All professional athletes have to face is retirement from competitive sport at a younger age than most other individuals. Most non-athletes have a longer period and more established support systems that allow them to plan for their retirement than professional athletes whose retirement from professional sport can be precipitated without warning due to a number of factors which include age, deselection or injury. The purpose of this study was to investigate the influence of organizational support on retirement planning and financial management of professional soccer players. A quantitative research approach was used to collect data from a sample of professional soccer players in the Premier Soccer League in South Africa. The results of the study indicate that organizational support strongly influences retirement planning and financial management. Soccer clubs therefore need to have systems in place to assist professional soccer players to plan for their retirement. © 2016, Czestochowa University of Technology. All rights reserved.
The authors focus on many of the complex issues that sport psychologists face when working with athletes through the process of leaving sport. They briefly review the literature on career termination to serve as a foundation for a discussion of the effects that an athlete's career termination can have on teammates, family, and the self. The authors also explore the issue of bias and prejudice. People intimately involved in sport (sport psychologists included) often have a prejudice toward sport relative to other possible activities or goals. This bias might influence how sport psychologists listen, to, interpret, and formulate athlete cases. Case examples are used to highlight the difficulties of identifying career-termination concerns and the professional and personal tensions that come with making sport career changes. With care, sport psychologists can manage career termination and related issues and effectively address the health and happiness of the athletes they serve.
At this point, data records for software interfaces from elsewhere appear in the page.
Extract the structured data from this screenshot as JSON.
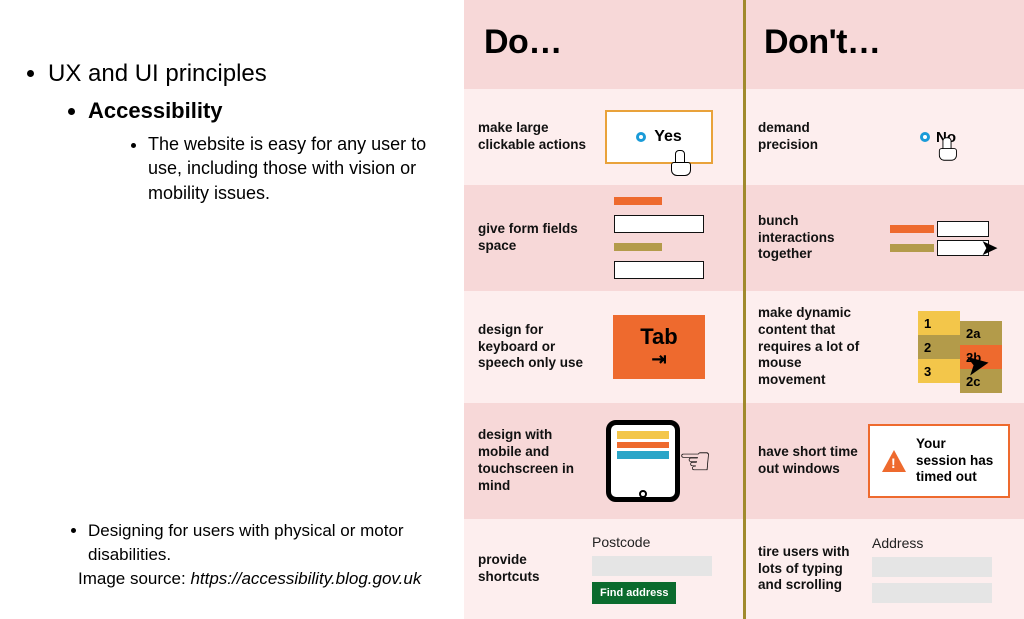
{
  "left": {
    "lvl1": "UX and UI principles",
    "lvl2": "Accessibility",
    "lvl3": "The website is easy for any user to use, including those with vision or mobility issues.",
    "caption": "Designing for users with physical or motor disabilities.",
    "source_prefix": "Image source: ",
    "source_url": "https://accessibility.blog.gov.uk"
  },
  "headers": {
    "do": "Do…",
    "dont": "Don't…"
  },
  "rows": [
    {
      "do_label": "make large clickable actions",
      "dont_label": "demand precision",
      "yes_text": "Yes",
      "no_text": "No"
    },
    {
      "do_label": "give form fields space",
      "dont_label": "bunch interactions together"
    },
    {
      "do_label": "design for keyboard or speech only use",
      "dont_label": "make dynamic content that requires a lot of mouse movement",
      "tab_text": "Tab",
      "menu": [
        "1",
        "2",
        "3"
      ],
      "submenu": [
        "2a",
        "2b",
        "2c"
      ]
    },
    {
      "do_label": "design with mobile and touchscreen in mind",
      "dont_label": "have short time out windows",
      "timeout_text": "Your session has timed out"
    },
    {
      "do_label": "provide shortcuts",
      "dont_label": "tire users with lots of typing and scrolling",
      "postcode_label": "Postcode",
      "find_btn": "Find address",
      "address_label": "Address"
    }
  ]
}
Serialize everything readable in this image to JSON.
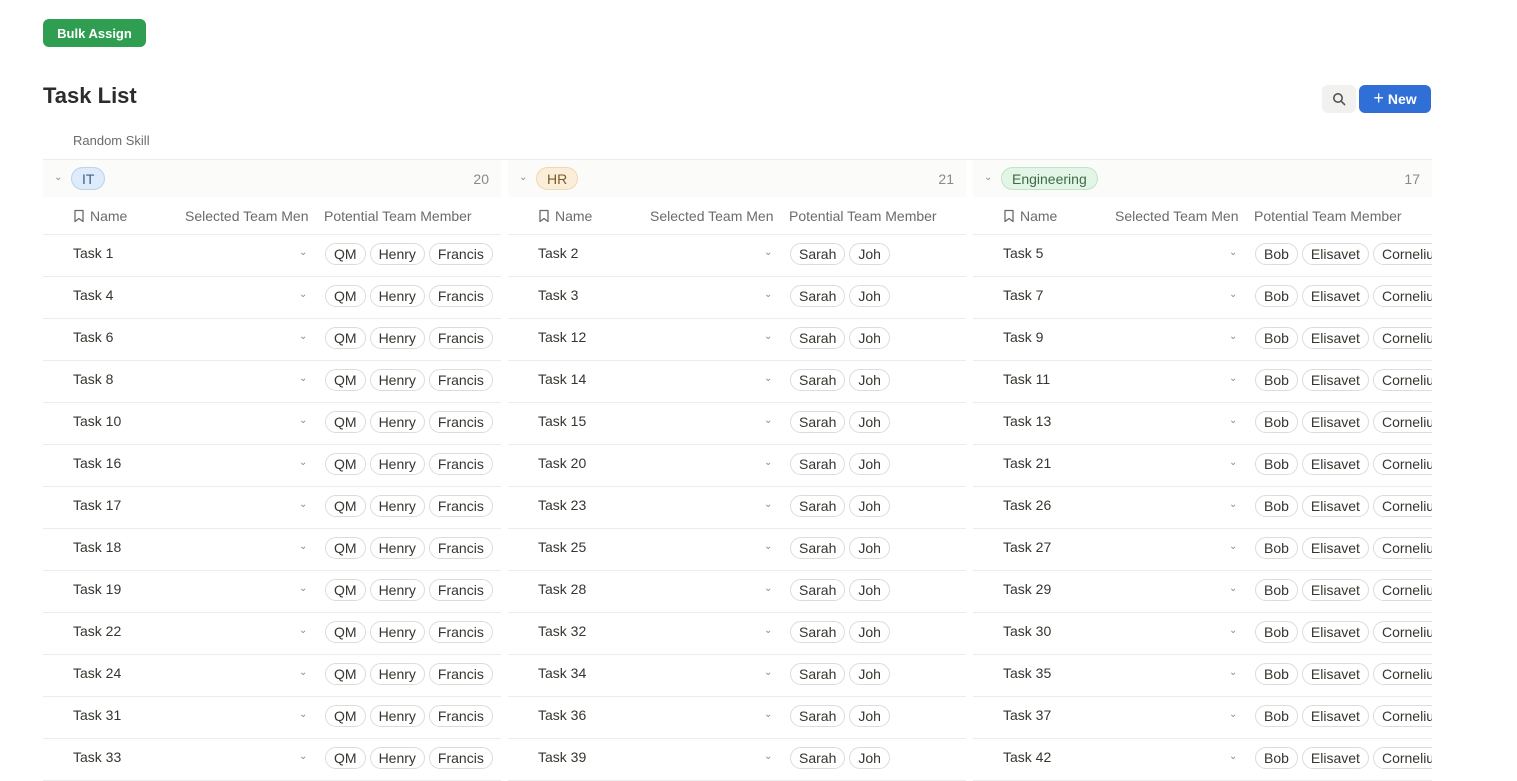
{
  "toolbar": {
    "bulk_assign_label": "Bulk Assign",
    "new_label": "New"
  },
  "page": {
    "title": "Task List",
    "view_label": "Random Skill"
  },
  "columns": {
    "name": "Name",
    "selected": "Selected Team Men",
    "potential": "Potential Team Member"
  },
  "colors": {
    "accent_green": "#2f9e50",
    "accent_blue": "#2f6fd6"
  },
  "icons": {
    "search": "search-icon",
    "plus": "plus-icon",
    "bookmark": "bookmark-icon",
    "chevron": "chevron-down-icon"
  },
  "groups": [
    {
      "tag": "IT",
      "count": "20",
      "tag_bg": "#ddebfa",
      "tag_border": "#b9d3f0",
      "tag_color": "#3b5f8a",
      "members": [
        "QM",
        "Henry",
        "Francis"
      ],
      "tasks": [
        "Task 1",
        "Task 4",
        "Task 6",
        "Task 8",
        "Task 10",
        "Task 16",
        "Task 17",
        "Task 18",
        "Task 19",
        "Task 22",
        "Task 24",
        "Task 31",
        "Task 33"
      ]
    },
    {
      "tag": "HR",
      "count": "21",
      "tag_bg": "#fbeed9",
      "tag_border": "#f0d9b0",
      "tag_color": "#7a5b2a",
      "members": [
        "Sarah",
        "Joh"
      ],
      "tasks": [
        "Task 2",
        "Task 3",
        "Task 12",
        "Task 14",
        "Task 15",
        "Task 20",
        "Task 23",
        "Task 25",
        "Task 28",
        "Task 32",
        "Task 34",
        "Task 36",
        "Task 39"
      ]
    },
    {
      "tag": "Engineering",
      "count": "17",
      "tag_bg": "#e3f5e6",
      "tag_border": "#bfe5c6",
      "tag_color": "#3d6b45",
      "members": [
        "Bob",
        "Elisavet",
        "Corneliu"
      ],
      "tasks": [
        "Task 5",
        "Task 7",
        "Task 9",
        "Task 11",
        "Task 13",
        "Task 21",
        "Task 26",
        "Task 27",
        "Task 29",
        "Task 30",
        "Task 35",
        "Task 37",
        "Task 42"
      ]
    }
  ]
}
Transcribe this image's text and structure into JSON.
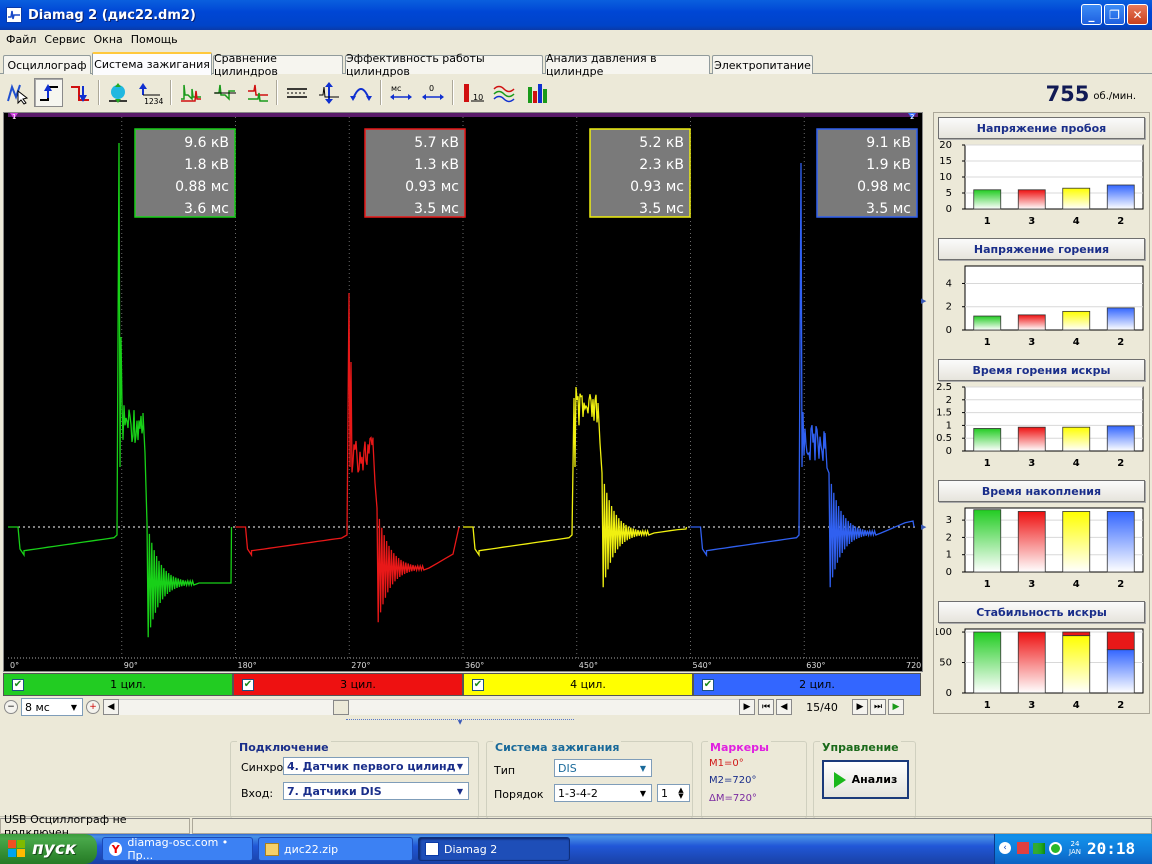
{
  "window": {
    "title": "Diamag 2 (дис22.dm2)",
    "min": "_",
    "max": "❐",
    "close": "✕"
  },
  "menu": [
    "Файл",
    "Сервис",
    "Окна",
    "Помощь"
  ],
  "tabs": [
    "Осциллограф",
    "Система зажигания",
    "Сравнение цилиндров",
    "Эффективность работы цилиндров",
    "Анализ давления в цилиндре",
    "Электропитание"
  ],
  "active_tab": 1,
  "rpm": {
    "value": "755",
    "unit": "об./мин."
  },
  "colors": {
    "cyl1": "#18d018",
    "cyl3": "#e81818",
    "cyl4": "#f0f010",
    "cyl2": "#3060f0",
    "bg": "#000000"
  },
  "scope": {
    "markers": [
      "1",
      "2"
    ],
    "x_ticks": [
      "0°",
      "90°",
      "180°",
      "270°",
      "360°",
      "450°",
      "540°",
      "630°",
      "720°"
    ],
    "readings": [
      {
        "cyl": "1",
        "color": "cyl1",
        "vals": [
          "9.6 кВ",
          "1.8 кВ",
          "0.88 мс",
          "3.6 мс"
        ]
      },
      {
        "cyl": "3",
        "color": "cyl3",
        "vals": [
          "5.7 кВ",
          "1.3 кВ",
          "0.93 мс",
          "3.5 мс"
        ]
      },
      {
        "cyl": "4",
        "color": "cyl4",
        "vals": [
          "5.2 кВ",
          "2.3 кВ",
          "0.93 мс",
          "3.5 мс"
        ]
      },
      {
        "cyl": "2",
        "color": "cyl2",
        "vals": [
          "9.1 кВ",
          "1.9 кВ",
          "0.98 мс",
          "3.5 мс"
        ]
      }
    ]
  },
  "channels": [
    {
      "label": "1 цил.",
      "color": "#22cc22"
    },
    {
      "label": "3 цил.",
      "color": "#ee1111"
    },
    {
      "label": "4 цил.",
      "color": "#ffff00"
    },
    {
      "label": "2 цил.",
      "color": "#3366ff"
    }
  ],
  "controls": {
    "timebase": "8 мс",
    "frame": "15/40"
  },
  "charts": [
    {
      "title": "Напряжение пробоя",
      "yticks": [
        "20",
        "15",
        "10",
        "5",
        "0"
      ],
      "ymax": 20,
      "cats": [
        "1",
        "3",
        "4",
        "2"
      ],
      "values": [
        6,
        6,
        6.5,
        7.5
      ]
    },
    {
      "title": "Напряжение горения",
      "yticks": [
        "4",
        "2",
        "0"
      ],
      "ymax": 5.5,
      "cats": [
        "1",
        "3",
        "4",
        "2"
      ],
      "values": [
        1.2,
        1.3,
        1.6,
        1.9
      ]
    },
    {
      "title": "Время горения искры",
      "yticks": [
        "2.5",
        "2",
        "1.5",
        "1",
        "0.5",
        "0"
      ],
      "ymax": 2.5,
      "cats": [
        "1",
        "3",
        "4",
        "2"
      ],
      "values": [
        0.88,
        0.93,
        0.93,
        0.98
      ]
    },
    {
      "title": "Время накопления",
      "yticks": [
        "3",
        "2",
        "1",
        "0"
      ],
      "ymax": 3.7,
      "cats": [
        "1",
        "3",
        "4",
        "2"
      ],
      "values": [
        3.6,
        3.5,
        3.5,
        3.5
      ]
    },
    {
      "title": "Стабильность искры",
      "yticks": [
        "100",
        "50",
        "0"
      ],
      "ymax": 105,
      "cats": [
        "1",
        "3",
        "4",
        "2"
      ],
      "values": [
        100,
        100,
        94,
        71
      ],
      "red": [
        0,
        0,
        6,
        29
      ]
    }
  ],
  "chart_data": [
    {
      "type": "bar",
      "title": "Напряжение пробоя",
      "categories": [
        "1",
        "3",
        "4",
        "2"
      ],
      "values": [
        6,
        6,
        6.5,
        7.5
      ],
      "ylim": [
        0,
        20
      ]
    },
    {
      "type": "bar",
      "title": "Напряжение горения",
      "categories": [
        "1",
        "3",
        "4",
        "2"
      ],
      "values": [
        1.2,
        1.3,
        1.6,
        1.9
      ],
      "ylim": [
        0,
        5.5
      ]
    },
    {
      "type": "bar",
      "title": "Время горения искры",
      "categories": [
        "1",
        "3",
        "4",
        "2"
      ],
      "values": [
        0.88,
        0.93,
        0.93,
        0.98
      ],
      "ylim": [
        0,
        2.5
      ]
    },
    {
      "type": "bar",
      "title": "Время накопления",
      "categories": [
        "1",
        "3",
        "4",
        "2"
      ],
      "values": [
        3.6,
        3.5,
        3.5,
        3.5
      ],
      "ylim": [
        0,
        3.7
      ]
    },
    {
      "type": "bar",
      "title": "Стабильность искры",
      "categories": [
        "1",
        "3",
        "4",
        "2"
      ],
      "series": [
        {
          "values": [
            100,
            100,
            94,
            71
          ]
        },
        {
          "values": [
            0,
            0,
            6,
            29
          ]
        }
      ],
      "ylim": [
        0,
        105
      ]
    }
  ],
  "connection": {
    "title": "Подключение",
    "sync_label": "Синхро:",
    "sync_value": "4.  Датчик первого цилинд",
    "input_label": "Вход:",
    "input_value": "7.  Датчики DIS"
  },
  "ignition": {
    "title": "Система зажигания",
    "type_label": "Тип",
    "type_value": "DIS",
    "order_label": "Порядок",
    "order_value": "1-3-4-2",
    "order_num": "1"
  },
  "markers": {
    "title": "Маркеры",
    "m1": "M1=0°",
    "m2": "M2=720°",
    "dm": "ΔM=720°"
  },
  "control": {
    "title": "Управление",
    "button": "Анализ"
  },
  "status": {
    "text": "USB Осциллограф не подключен"
  },
  "taskbar": {
    "start": "пуск",
    "tasks": [
      "diamag-osc.com • Пр...",
      "дис22.zip",
      "Diamag 2"
    ],
    "clock": "20:18",
    "date_day": "24",
    "date_mon": "JAN"
  }
}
Despite the high absolute number of sports injuries, most are not usually severe and consequent permanent disabilities are uncommon. Based on epidemiological data, former athletes have more degenerative changes in their joints and spine compared with control populations; however, at old age, their good muscle function related to high physical activity level seems to compensate for the effects of degenerative changes on function. There are former athletes who report disabilities due to different types of musculoskeletal injuries from sports careers. This article attempts to characterise this problem; however, more detailed studies are needed, particularly because the training regimens of the athletes seem to be increasingly demanding.